§ Exercise goal: Each record below needs to be set down again exactly.

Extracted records
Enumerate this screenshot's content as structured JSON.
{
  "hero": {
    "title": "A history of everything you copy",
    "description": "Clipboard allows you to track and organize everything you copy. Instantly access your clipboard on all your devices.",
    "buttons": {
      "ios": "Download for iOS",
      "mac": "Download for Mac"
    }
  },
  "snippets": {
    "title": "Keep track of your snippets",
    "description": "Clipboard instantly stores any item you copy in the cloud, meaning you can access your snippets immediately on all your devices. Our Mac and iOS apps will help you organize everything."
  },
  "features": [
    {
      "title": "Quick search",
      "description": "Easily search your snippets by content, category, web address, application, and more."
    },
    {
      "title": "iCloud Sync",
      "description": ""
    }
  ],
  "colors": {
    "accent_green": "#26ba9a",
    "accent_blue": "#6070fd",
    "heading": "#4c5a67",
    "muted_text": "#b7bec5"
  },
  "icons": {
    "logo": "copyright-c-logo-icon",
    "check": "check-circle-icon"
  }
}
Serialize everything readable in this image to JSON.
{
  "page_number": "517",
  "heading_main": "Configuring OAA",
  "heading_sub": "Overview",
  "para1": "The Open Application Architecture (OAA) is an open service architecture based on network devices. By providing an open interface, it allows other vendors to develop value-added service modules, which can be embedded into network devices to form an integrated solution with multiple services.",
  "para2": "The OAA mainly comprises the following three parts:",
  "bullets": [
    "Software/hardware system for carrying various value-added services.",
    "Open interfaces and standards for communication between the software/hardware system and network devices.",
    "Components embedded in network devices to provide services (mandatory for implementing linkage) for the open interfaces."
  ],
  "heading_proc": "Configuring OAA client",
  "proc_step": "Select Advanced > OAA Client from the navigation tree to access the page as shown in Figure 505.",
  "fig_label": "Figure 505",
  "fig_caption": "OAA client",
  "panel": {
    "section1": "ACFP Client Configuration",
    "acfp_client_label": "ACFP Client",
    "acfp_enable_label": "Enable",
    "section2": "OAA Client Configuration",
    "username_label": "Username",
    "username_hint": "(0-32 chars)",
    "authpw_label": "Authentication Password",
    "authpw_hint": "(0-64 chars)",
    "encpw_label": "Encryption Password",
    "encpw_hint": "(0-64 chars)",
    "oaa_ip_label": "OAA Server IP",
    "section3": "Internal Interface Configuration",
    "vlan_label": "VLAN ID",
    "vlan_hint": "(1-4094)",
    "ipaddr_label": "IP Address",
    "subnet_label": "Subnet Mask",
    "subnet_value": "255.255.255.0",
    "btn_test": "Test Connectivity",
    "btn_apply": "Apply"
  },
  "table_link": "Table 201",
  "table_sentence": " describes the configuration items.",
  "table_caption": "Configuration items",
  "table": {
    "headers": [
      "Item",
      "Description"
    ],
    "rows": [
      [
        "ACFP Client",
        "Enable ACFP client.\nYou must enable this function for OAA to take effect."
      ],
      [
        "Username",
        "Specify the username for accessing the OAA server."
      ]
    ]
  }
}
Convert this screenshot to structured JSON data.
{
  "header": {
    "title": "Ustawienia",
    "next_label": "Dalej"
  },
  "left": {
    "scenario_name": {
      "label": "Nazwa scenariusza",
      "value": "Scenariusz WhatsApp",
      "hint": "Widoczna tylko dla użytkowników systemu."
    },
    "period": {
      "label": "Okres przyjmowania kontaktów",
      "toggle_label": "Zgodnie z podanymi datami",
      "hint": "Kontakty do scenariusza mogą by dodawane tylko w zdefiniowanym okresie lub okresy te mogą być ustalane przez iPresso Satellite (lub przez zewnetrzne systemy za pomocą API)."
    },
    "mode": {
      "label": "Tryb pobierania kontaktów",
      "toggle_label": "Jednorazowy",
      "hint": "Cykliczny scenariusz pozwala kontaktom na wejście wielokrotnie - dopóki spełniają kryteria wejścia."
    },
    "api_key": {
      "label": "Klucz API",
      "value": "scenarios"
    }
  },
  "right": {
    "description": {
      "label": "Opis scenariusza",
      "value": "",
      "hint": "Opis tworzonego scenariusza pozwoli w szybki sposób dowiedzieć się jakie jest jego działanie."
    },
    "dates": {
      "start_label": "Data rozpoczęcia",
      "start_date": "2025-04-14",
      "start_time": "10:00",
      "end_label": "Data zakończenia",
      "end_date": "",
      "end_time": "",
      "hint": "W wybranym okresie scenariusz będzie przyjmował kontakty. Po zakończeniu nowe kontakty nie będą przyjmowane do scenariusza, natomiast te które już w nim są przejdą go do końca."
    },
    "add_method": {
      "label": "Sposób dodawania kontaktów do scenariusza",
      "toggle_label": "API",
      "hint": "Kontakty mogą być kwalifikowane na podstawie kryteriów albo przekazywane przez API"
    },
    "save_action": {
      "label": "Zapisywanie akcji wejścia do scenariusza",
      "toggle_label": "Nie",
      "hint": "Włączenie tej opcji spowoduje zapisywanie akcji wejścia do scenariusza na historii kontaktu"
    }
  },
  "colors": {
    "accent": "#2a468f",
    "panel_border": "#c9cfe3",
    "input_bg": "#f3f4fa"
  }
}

§ Response to the exercise:
Enumerate this screenshot's content as structured JSON.
{
  "hero": {
    "title": "A history of everything you copy",
    "description": "Clipboard allows you to track and organize everything you copy. Instantly access your clipboard on all your devices.",
    "buttons": {
      "ios": "Download for iOS",
      "mac": "Download for Mac"
    }
  },
  "snippets": {
    "title": "Keep track of your snippets",
    "description": "Clipboard instantly stores any item you copy in the cloud, meaning you can access your snippets immediately on all your devices. Our Mac and iOS apps will help you organize everything."
  },
  "features": [
    {
      "title": "Quick search",
      "description": "Easily search your snippets by content, category, web address, application, and more."
    },
    {
      "title": "iCloud Sync",
      "description": ""
    }
  ],
  "colors": {
    "accent_green": "#26ba9a",
    "accent_blue": "#6070fd",
    "heading": "#4c5a67",
    "muted_text": "#b7bec5"
  },
  "icons": {
    "logo": "copyright-c-logo-icon",
    "check": "check-circle-icon"
  }
}
Serialize everything readable in this image to JSON.
{
  "page_number": "517",
  "heading_main": "Configuring OAA",
  "heading_sub": "Overview",
  "para1": "The Open Application Architecture (OAA) is an open service architecture based on network devices. By providing an open interface, it allows other vendors to develop value-added service modules, which can be embedded into network devices to form an integrated solution with multiple services.",
  "para2": "The OAA mainly comprises the following three parts:",
  "bullets": [
    "Software/hardware system for carrying various value-added services.",
    "Open interfaces and standards for communication between the software/hardware system and network devices.",
    "Components embedded in network devices to provide services (mandatory for implementing linkage) for the open interfaces."
  ],
  "heading_proc": "Configuring OAA client",
  "proc_step": "Select Advanced > OAA Client from the navigation tree to access the page as shown in Figure 505.",
  "fig_label": "Figure 505",
  "fig_caption": "OAA client",
  "panel": {
    "section1": "ACFP Client Configuration",
    "acfp_client_label": "ACFP Client",
    "acfp_enable_label": "Enable",
    "section2": "OAA Client Configuration",
    "username_label": "Username",
    "username_hint": "(0-32 chars)",
    "authpw_label": "Authentication Password",
    "authpw_hint": "(0-64 chars)",
    "encpw_label": "Encryption Password",
    "encpw_hint": "(0-64 chars)",
    "oaa_ip_label": "OAA Server IP",
    "section3": "Internal Interface Configuration",
    "vlan_label": "VLAN ID",
    "vlan_hint": "(1-4094)",
    "ipaddr_label": "IP Address",
    "subnet_label": "Subnet Mask",
    "subnet_value": "255.255.255.0",
    "btn_test": "Test Connectivity",
    "btn_apply": "Apply"
  },
  "table_link": "Table 201",
  "table_sentence": " describes the configuration items.",
  "table_caption": "Configuration items",
  "table": {
    "headers": [
      "Item",
      "Description"
    ],
    "rows": [
      [
        "ACFP Client",
        "Enable ACFP client.\nYou must enable this function for OAA to take effect."
      ],
      [
        "Username",
        "Specify the username for accessing the OAA server."
      ]
    ]
  }
}
Convert this screenshot to structured JSON data.
{
  "header": {
    "title": "Ustawienia",
    "next_label": "Dalej"
  },
  "left": {
    "scenario_name": {
      "label": "Nazwa scenariusza",
      "value": "Scenariusz WhatsApp",
      "hint": "Widoczna tylko dla użytkowników systemu."
    },
    "period": {
      "label": "Okres przyjmowania kontaktów",
      "toggle_label": "Zgodnie z podanymi datami",
      "hint": "Kontakty do scenariusza mogą by dodawane tylko w zdefiniowanym okresie lub okresy te mogą być ustalane przez iPresso Satellite (lub przez zewnetrzne systemy za pomocą API)."
    },
    "mode": {
      "label": "Tryb pobierania kontaktów",
      "toggle_label": "Jednorazowy",
      "hint": "Cykliczny scenariusz pozwala kontaktom na wejście wielokrotnie - dopóki spełniają kryteria wejścia."
    },
    "api_key": {
      "label": "Klucz API",
      "value": "scenarios"
    }
  },
  "right": {
    "description": {
      "label": "Opis scenariusza",
      "value": "",
      "hint": "Opis tworzonego scenariusza pozwoli w szybki sposób dowiedzieć się jakie jest jego działanie."
    },
    "dates": {
      "start_label": "Data rozpoczęcia",
      "start_date": "2025-04-14",
      "start_time": "10:00",
      "end_label": "Data zakończenia",
      "end_date": "",
      "end_time": "",
      "hint": "W wybranym okresie scenariusz będzie przyjmował kontakty. Po zakończeniu nowe kontakty nie będą przyjmowane do scenariusza, natomiast te które już w nim są przejdą go do końca."
    },
    "add_method": {
      "label": "Sposób dodawania kontaktów do scenariusza",
      "toggle_label": "API",
      "hint": "Kontakty mogą być kwalifikowane na podstawie kryteriów albo przekazywane przez API"
    },
    "save_action": {
      "label": "Zapisywanie akcji wejścia do scenariusza",
      "toggle_label": "Nie",
      "hint": "Włączenie tej opcji spowoduje zapisywanie akcji wejścia do scenariusza na historii kontaktu"
    }
  },
  "colors": {
    "accent": "#2a468f",
    "panel_border": "#c9cfe3",
    "input_bg": "#f3f4fa"
  }
}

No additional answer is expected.